» Task: All of the data that follows should be output again without any alteration.

Web page and app entries:
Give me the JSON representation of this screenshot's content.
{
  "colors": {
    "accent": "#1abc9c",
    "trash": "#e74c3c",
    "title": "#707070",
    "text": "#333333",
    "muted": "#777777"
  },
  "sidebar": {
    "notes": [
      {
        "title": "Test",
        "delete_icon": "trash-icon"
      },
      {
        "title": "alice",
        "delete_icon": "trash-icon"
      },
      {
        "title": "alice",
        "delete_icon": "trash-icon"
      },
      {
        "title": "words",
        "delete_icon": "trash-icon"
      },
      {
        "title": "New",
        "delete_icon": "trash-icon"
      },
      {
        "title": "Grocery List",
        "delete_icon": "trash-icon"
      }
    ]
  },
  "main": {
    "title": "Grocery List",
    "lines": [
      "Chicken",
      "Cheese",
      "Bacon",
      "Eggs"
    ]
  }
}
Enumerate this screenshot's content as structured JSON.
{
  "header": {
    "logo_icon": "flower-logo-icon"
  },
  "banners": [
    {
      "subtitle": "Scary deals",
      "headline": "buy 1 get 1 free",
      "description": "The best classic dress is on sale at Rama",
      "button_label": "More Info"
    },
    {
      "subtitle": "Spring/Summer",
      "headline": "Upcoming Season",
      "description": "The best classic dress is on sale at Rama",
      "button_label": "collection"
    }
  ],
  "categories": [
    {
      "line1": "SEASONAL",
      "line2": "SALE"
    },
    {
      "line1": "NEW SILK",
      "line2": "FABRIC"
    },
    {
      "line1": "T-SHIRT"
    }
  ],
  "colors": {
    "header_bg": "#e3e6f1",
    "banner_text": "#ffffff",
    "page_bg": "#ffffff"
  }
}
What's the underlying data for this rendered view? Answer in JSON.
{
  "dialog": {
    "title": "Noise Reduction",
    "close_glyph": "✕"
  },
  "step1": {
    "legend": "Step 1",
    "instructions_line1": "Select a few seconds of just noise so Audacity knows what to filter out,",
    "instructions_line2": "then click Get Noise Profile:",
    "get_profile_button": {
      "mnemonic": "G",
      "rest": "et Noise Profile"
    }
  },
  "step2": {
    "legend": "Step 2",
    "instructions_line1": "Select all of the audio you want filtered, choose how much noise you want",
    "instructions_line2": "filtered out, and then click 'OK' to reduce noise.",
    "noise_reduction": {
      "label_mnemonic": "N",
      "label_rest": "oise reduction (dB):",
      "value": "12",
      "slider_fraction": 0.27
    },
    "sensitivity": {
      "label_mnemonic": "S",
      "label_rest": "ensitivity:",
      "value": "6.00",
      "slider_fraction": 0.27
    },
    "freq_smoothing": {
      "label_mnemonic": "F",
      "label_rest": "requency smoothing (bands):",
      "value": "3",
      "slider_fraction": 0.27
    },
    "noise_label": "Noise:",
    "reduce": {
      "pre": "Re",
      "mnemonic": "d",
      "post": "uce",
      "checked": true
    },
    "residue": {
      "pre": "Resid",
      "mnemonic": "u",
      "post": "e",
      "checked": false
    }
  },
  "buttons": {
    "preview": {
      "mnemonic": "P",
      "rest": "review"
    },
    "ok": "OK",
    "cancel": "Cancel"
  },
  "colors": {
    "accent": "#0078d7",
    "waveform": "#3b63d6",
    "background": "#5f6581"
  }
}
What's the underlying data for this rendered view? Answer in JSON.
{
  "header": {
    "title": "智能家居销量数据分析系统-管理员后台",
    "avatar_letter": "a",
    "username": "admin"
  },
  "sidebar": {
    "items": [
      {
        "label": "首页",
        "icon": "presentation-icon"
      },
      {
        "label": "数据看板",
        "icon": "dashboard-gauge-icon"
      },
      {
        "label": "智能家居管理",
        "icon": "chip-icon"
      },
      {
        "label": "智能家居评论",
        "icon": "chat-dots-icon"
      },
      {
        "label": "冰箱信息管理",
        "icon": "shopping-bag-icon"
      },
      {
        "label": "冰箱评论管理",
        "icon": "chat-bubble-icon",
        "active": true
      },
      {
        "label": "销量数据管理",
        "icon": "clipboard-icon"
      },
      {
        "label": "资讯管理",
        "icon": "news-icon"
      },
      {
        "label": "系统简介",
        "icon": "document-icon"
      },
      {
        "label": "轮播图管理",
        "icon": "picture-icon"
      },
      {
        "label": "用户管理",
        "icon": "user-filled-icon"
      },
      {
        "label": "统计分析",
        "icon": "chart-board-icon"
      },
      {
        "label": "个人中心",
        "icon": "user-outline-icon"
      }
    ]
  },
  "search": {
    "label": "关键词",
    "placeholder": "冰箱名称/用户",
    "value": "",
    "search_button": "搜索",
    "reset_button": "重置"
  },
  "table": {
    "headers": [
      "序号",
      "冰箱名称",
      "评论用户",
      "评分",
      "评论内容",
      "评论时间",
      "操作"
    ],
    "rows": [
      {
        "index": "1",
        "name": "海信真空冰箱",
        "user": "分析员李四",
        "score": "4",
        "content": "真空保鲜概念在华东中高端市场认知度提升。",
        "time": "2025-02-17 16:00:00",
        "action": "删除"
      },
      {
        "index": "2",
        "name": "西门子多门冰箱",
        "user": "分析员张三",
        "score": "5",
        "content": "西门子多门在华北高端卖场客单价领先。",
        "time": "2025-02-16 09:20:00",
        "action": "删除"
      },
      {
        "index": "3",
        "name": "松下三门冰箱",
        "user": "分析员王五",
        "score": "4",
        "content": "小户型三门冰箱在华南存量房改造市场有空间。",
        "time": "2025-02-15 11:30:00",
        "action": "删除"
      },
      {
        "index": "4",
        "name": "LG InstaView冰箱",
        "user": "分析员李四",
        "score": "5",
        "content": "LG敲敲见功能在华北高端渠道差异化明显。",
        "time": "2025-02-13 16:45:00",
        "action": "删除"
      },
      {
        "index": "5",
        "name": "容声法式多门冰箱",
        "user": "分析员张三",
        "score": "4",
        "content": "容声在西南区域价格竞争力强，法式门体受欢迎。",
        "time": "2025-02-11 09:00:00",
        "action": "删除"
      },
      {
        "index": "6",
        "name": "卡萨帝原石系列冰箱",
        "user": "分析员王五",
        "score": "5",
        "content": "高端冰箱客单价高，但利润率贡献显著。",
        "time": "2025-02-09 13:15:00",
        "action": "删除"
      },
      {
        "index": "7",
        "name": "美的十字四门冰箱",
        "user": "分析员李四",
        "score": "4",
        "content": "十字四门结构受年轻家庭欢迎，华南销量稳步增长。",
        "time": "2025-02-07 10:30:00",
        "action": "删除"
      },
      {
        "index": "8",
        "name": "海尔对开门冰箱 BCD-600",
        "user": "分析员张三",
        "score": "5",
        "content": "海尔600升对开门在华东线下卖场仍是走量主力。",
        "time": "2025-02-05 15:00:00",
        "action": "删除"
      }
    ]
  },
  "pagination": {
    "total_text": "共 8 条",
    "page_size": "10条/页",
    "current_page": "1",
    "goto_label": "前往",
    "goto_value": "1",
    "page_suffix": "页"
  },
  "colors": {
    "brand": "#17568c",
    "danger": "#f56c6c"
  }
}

» Written reply:
Give me the JSON representation of this screenshot's content.
{
  "colors": {
    "accent": "#1abc9c",
    "trash": "#e74c3c",
    "title": "#707070",
    "text": "#333333",
    "muted": "#777777"
  },
  "sidebar": {
    "notes": [
      {
        "title": "Test",
        "delete_icon": "trash-icon"
      },
      {
        "title": "alice",
        "delete_icon": "trash-icon"
      },
      {
        "title": "alice",
        "delete_icon": "trash-icon"
      },
      {
        "title": "words",
        "delete_icon": "trash-icon"
      },
      {
        "title": "New",
        "delete_icon": "trash-icon"
      },
      {
        "title": "Grocery List",
        "delete_icon": "trash-icon"
      }
    ]
  },
  "main": {
    "title": "Grocery List",
    "lines": [
      "Chicken",
      "Cheese",
      "Bacon",
      "Eggs"
    ]
  }
}
Enumerate this screenshot's content as structured JSON.
{
  "header": {
    "logo_icon": "flower-logo-icon"
  },
  "banners": [
    {
      "subtitle": "Scary deals",
      "headline": "buy 1 get 1 free",
      "description": "The best classic dress is on sale at Rama",
      "button_label": "More Info"
    },
    {
      "subtitle": "Spring/Summer",
      "headline": "Upcoming Season",
      "description": "The best classic dress is on sale at Rama",
      "button_label": "collection"
    }
  ],
  "categories": [
    {
      "line1": "SEASONAL",
      "line2": "SALE"
    },
    {
      "line1": "NEW SILK",
      "line2": "FABRIC"
    },
    {
      "line1": "T-SHIRT"
    }
  ],
  "colors": {
    "header_bg": "#e3e6f1",
    "banner_text": "#ffffff",
    "page_bg": "#ffffff"
  }
}
What's the underlying data for this rendered view? Answer in JSON.
{
  "dialog": {
    "title": "Noise Reduction",
    "close_glyph": "✕"
  },
  "step1": {
    "legend": "Step 1",
    "instructions_line1": "Select a few seconds of just noise so Audacity knows what to filter out,",
    "instructions_line2": "then click Get Noise Profile:",
    "get_profile_button": {
      "mnemonic": "G",
      "rest": "et Noise Profile"
    }
  },
  "step2": {
    "legend": "Step 2",
    "instructions_line1": "Select all of the audio you want filtered, choose how much noise you want",
    "instructions_line2": "filtered out, and then click 'OK' to reduce noise.",
    "noise_reduction": {
      "label_mnemonic": "N",
      "label_rest": "oise reduction (dB):",
      "value": "12",
      "slider_fraction": 0.27
    },
    "sensitivity": {
      "label_mnemonic": "S",
      "label_rest": "ensitivity:",
      "value": "6.00",
      "slider_fraction": 0.27
    },
    "freq_smoothing": {
      "label_mnemonic": "F",
      "label_rest": "requency smoothing (bands):",
      "value": "3",
      "slider_fraction": 0.27
    },
    "noise_label": "Noise:",
    "reduce": {
      "pre": "Re",
      "mnemonic": "d",
      "post": "uce",
      "checked": true
    },
    "residue": {
      "pre": "Resid",
      "mnemonic": "u",
      "post": "e",
      "checked": false
    }
  },
  "buttons": {
    "preview": {
      "mnemonic": "P",
      "rest": "review"
    },
    "ok": "OK",
    "cancel": "Cancel"
  },
  "colors": {
    "accent": "#0078d7",
    "waveform": "#3b63d6",
    "background": "#5f6581"
  }
}
What's the underlying data for this rendered view? Answer in JSON.
{
  "header": {
    "title": "智能家居销量数据分析系统-管理员后台",
    "avatar_letter": "a",
    "username": "admin"
  },
  "sidebar": {
    "items": [
      {
        "label": "首页",
        "icon": "presentation-icon"
      },
      {
        "label": "数据看板",
        "icon": "dashboard-gauge-icon"
      },
      {
        "label": "智能家居管理",
        "icon": "chip-icon"
      },
      {
        "label": "智能家居评论",
        "icon": "chat-dots-icon"
      },
      {
        "label": "冰箱信息管理",
        "icon": "shopping-bag-icon"
      },
      {
        "label": "冰箱评论管理",
        "icon": "chat-bubble-icon",
        "active": true
      },
      {
        "label": "销量数据管理",
        "icon": "clipboard-icon"
      },
      {
        "label": "资讯管理",
        "icon": "news-icon"
      },
      {
        "label": "系统简介",
        "icon": "document-icon"
      },
      {
        "label": "轮播图管理",
        "icon": "picture-icon"
      },
      {
        "label": "用户管理",
        "icon": "user-filled-icon"
      },
      {
        "label": "统计分析",
        "icon": "chart-board-icon"
      },
      {
        "label": "个人中心",
        "icon": "user-outline-icon"
      }
    ]
  },
  "search": {
    "label": "关键词",
    "placeholder": "冰箱名称/用户",
    "value": "",
    "search_button": "搜索",
    "reset_button": "重置"
  },
  "table": {
    "headers": [
      "序号",
      "冰箱名称",
      "评论用户",
      "评分",
      "评论内容",
      "评论时间",
      "操作"
    ],
    "rows": [
      {
        "index": "1",
        "name": "海信真空冰箱",
        "user": "分析员李四",
        "score": "4",
        "content": "真空保鲜概念在华东中高端市场认知度提升。",
        "time": "2025-02-17 16:00:00",
        "action": "删除"
      },
      {
        "index": "2",
        "name": "西门子多门冰箱",
        "user": "分析员张三",
        "score": "5",
        "content": "西门子多门在华北高端卖场客单价领先。",
        "time": "2025-02-16 09:20:00",
        "action": "删除"
      },
      {
        "index": "3",
        "name": "松下三门冰箱",
        "user": "分析员王五",
        "score": "4",
        "content": "小户型三门冰箱在华南存量房改造市场有空间。",
        "time": "2025-02-15 11:30:00",
        "action": "删除"
      },
      {
        "index": "4",
        "name": "LG InstaView冰箱",
        "user": "分析员李四",
        "score": "5",
        "content": "LG敲敲见功能在华北高端渠道差异化明显。",
        "time": "2025-02-13 16:45:00",
        "action": "删除"
      },
      {
        "index": "5",
        "name": "容声法式多门冰箱",
        "user": "分析员张三",
        "score": "4",
        "content": "容声在西南区域价格竞争力强，法式门体受欢迎。",
        "time": "2025-02-11 09:00:00",
        "action": "删除"
      },
      {
        "index": "6",
        "name": "卡萨帝原石系列冰箱",
        "user": "分析员王五",
        "score": "5",
        "content": "高端冰箱客单价高，但利润率贡献显著。",
        "time": "2025-02-09 13:15:00",
        "action": "删除"
      },
      {
        "index": "7",
        "name": "美的十字四门冰箱",
        "user": "分析员李四",
        "score": "4",
        "content": "十字四门结构受年轻家庭欢迎，华南销量稳步增长。",
        "time": "2025-02-07 10:30:00",
        "action": "删除"
      },
      {
        "index": "8",
        "name": "海尔对开门冰箱 BCD-600",
        "user": "分析员张三",
        "score": "5",
        "content": "海尔600升对开门在华东线下卖场仍是走量主力。",
        "time": "2025-02-05 15:00:00",
        "action": "删除"
      }
    ]
  },
  "pagination": {
    "total_text": "共 8 条",
    "page_size": "10条/页",
    "current_page": "1",
    "goto_label": "前往",
    "goto_value": "1",
    "page_suffix": "页"
  },
  "colors": {
    "brand": "#17568c",
    "danger": "#f56c6c"
  }
}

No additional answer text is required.